Records for the exercise ->
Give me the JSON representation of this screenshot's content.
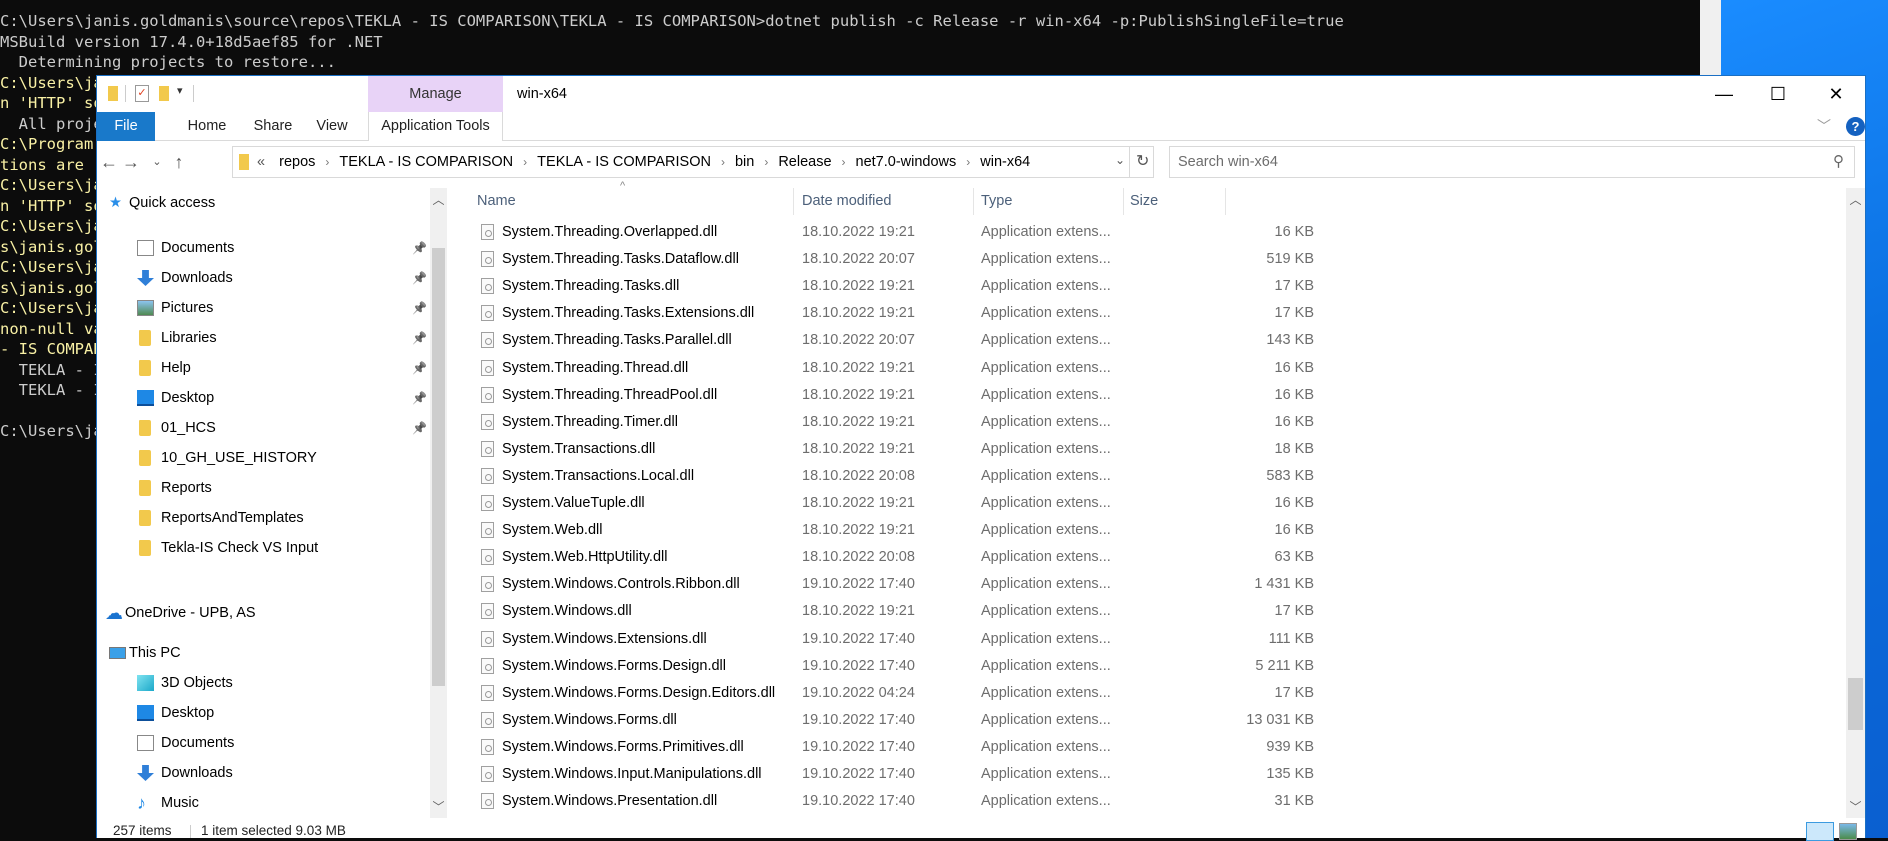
{
  "terminal": {
    "lines": [
      {
        "text": "C:\\Users\\janis.goldmanis\\source\\repos\\TEKLA - IS COMPARISON\\TEKLA - IS COMPARISON>dotnet publish -c Release -r win-x64 -p:PublishSingleFile=true",
        "warn": false
      },
      {
        "text": "MSBuild version 17.4.0+18d5aef85 for .NET",
        "warn": false
      },
      {
        "text": "  Determining projects to restore...",
        "warn": false
      },
      {
        "text": "C:\\Users\\ja",
        "warn": true
      },
      {
        "text": "n 'HTTP' so",
        "warn": true
      },
      {
        "text": "  All proje",
        "warn": false
      },
      {
        "text": "C:\\Program ",
        "warn": true
      },
      {
        "text": "tions are r",
        "warn": true
      },
      {
        "text": "C:\\Users\\ja",
        "warn": true
      },
      {
        "text": "n 'HTTP' so",
        "warn": true
      },
      {
        "text": "C:\\Users\\ja",
        "warn": true
      },
      {
        "text": "s\\janis.gol",
        "warn": true
      },
      {
        "text": "C:\\Users\\ja",
        "warn": true
      },
      {
        "text": "s\\janis.gol",
        "warn": true
      },
      {
        "text": "C:\\Users\\ja",
        "warn": true
      },
      {
        "text": "non-null va",
        "warn": true
      },
      {
        "text": "- IS COMPAR",
        "warn": true
      },
      {
        "text": "  TEKLA - I",
        "warn": false
      },
      {
        "text": "  TEKLA - I",
        "warn": false
      },
      {
        "text": "",
        "warn": false
      },
      {
        "text": "C:\\Users\\ja",
        "warn": false
      }
    ]
  },
  "window": {
    "title": "win-x64",
    "context_tab": "Manage",
    "controls": {
      "minimize": "—",
      "maximize": "☐",
      "close": "✕"
    }
  },
  "ribbon": {
    "tabs": [
      "File",
      "Home",
      "Share",
      "View"
    ],
    "context_tab": "Application Tools",
    "help": "?"
  },
  "address": {
    "overflow": "«",
    "crumbs": [
      "repos",
      "TEKLA - IS COMPARISON",
      "TEKLA - IS COMPARISON",
      "bin",
      "Release",
      "net7.0-windows",
      "win-x64"
    ],
    "search_placeholder": "Search win-x64"
  },
  "nav": {
    "quick_access": "Quick access",
    "quick_items": [
      {
        "label": "Documents",
        "icon": "documents",
        "pinned": true
      },
      {
        "label": "Downloads",
        "icon": "downloads",
        "pinned": true
      },
      {
        "label": "Pictures",
        "icon": "pictures",
        "pinned": true
      },
      {
        "label": "Libraries",
        "icon": "folder",
        "pinned": true
      },
      {
        "label": "Help",
        "icon": "folder",
        "pinned": true
      },
      {
        "label": "Desktop",
        "icon": "desktop",
        "pinned": true
      },
      {
        "label": "01_HCS",
        "icon": "folder",
        "pinned": true
      },
      {
        "label": "10_GH_USE_HISTORY",
        "icon": "folder",
        "pinned": false
      },
      {
        "label": "Reports",
        "icon": "folder",
        "pinned": false
      },
      {
        "label": "ReportsAndTemplates",
        "icon": "folder",
        "pinned": false
      },
      {
        "label": "Tekla-IS Check VS Input",
        "icon": "folder",
        "pinned": false
      }
    ],
    "onedrive": "OneDrive - UPB, AS",
    "this_pc": "This PC",
    "pc_items": [
      {
        "label": "3D Objects",
        "icon": "3d-objects"
      },
      {
        "label": "Desktop",
        "icon": "desktop"
      },
      {
        "label": "Documents",
        "icon": "documents"
      },
      {
        "label": "Downloads",
        "icon": "downloads"
      },
      {
        "label": "Music",
        "icon": "music"
      },
      {
        "label": "Pictures",
        "icon": "pictures"
      }
    ]
  },
  "list": {
    "columns": {
      "name": "Name",
      "date": "Date modified",
      "type": "Type",
      "size": "Size"
    },
    "rows": [
      [
        "System.Threading.Overlapped.dll",
        "18.10.2022 19:21",
        "Application extens...",
        "16 KB"
      ],
      [
        "System.Threading.Tasks.Dataflow.dll",
        "18.10.2022 20:07",
        "Application extens...",
        "519 KB"
      ],
      [
        "System.Threading.Tasks.dll",
        "18.10.2022 19:21",
        "Application extens...",
        "17 KB"
      ],
      [
        "System.Threading.Tasks.Extensions.dll",
        "18.10.2022 19:21",
        "Application extens...",
        "17 KB"
      ],
      [
        "System.Threading.Tasks.Parallel.dll",
        "18.10.2022 20:07",
        "Application extens...",
        "143 KB"
      ],
      [
        "System.Threading.Thread.dll",
        "18.10.2022 19:21",
        "Application extens...",
        "16 KB"
      ],
      [
        "System.Threading.ThreadPool.dll",
        "18.10.2022 19:21",
        "Application extens...",
        "16 KB"
      ],
      [
        "System.Threading.Timer.dll",
        "18.10.2022 19:21",
        "Application extens...",
        "16 KB"
      ],
      [
        "System.Transactions.dll",
        "18.10.2022 19:21",
        "Application extens...",
        "18 KB"
      ],
      [
        "System.Transactions.Local.dll",
        "18.10.2022 20:08",
        "Application extens...",
        "583 KB"
      ],
      [
        "System.ValueTuple.dll",
        "18.10.2022 19:21",
        "Application extens...",
        "16 KB"
      ],
      [
        "System.Web.dll",
        "18.10.2022 19:21",
        "Application extens...",
        "16 KB"
      ],
      [
        "System.Web.HttpUtility.dll",
        "18.10.2022 20:08",
        "Application extens...",
        "63 KB"
      ],
      [
        "System.Windows.Controls.Ribbon.dll",
        "19.10.2022 17:40",
        "Application extens...",
        "1 431 KB"
      ],
      [
        "System.Windows.dll",
        "18.10.2022 19:21",
        "Application extens...",
        "17 KB"
      ],
      [
        "System.Windows.Extensions.dll",
        "19.10.2022 17:40",
        "Application extens...",
        "111 KB"
      ],
      [
        "System.Windows.Forms.Design.dll",
        "19.10.2022 17:40",
        "Application extens...",
        "5 211 KB"
      ],
      [
        "System.Windows.Forms.Design.Editors.dll",
        "19.10.2022 04:24",
        "Application extens...",
        "17 KB"
      ],
      [
        "System.Windows.Forms.dll",
        "19.10.2022 17:40",
        "Application extens...",
        "13 031 KB"
      ],
      [
        "System.Windows.Forms.Primitives.dll",
        "19.10.2022 17:40",
        "Application extens...",
        "939 KB"
      ],
      [
        "System.Windows.Input.Manipulations.dll",
        "19.10.2022 17:40",
        "Application extens...",
        "135 KB"
      ],
      [
        "System.Windows.Presentation.dll",
        "19.10.2022 17:40",
        "Application extens...",
        "31 KB"
      ]
    ],
    "scroll_position": 0.87
  },
  "status": {
    "count": "257 items",
    "selection": "1 item selected  9.03 MB"
  },
  "colors": {
    "file_tab": "#1979ca",
    "manage_tab": "#e8d3f7",
    "terminal_bg": "#0c0c0c",
    "terminal_warn": "#f9f1a5"
  }
}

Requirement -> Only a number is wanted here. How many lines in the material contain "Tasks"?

Written reply -> 4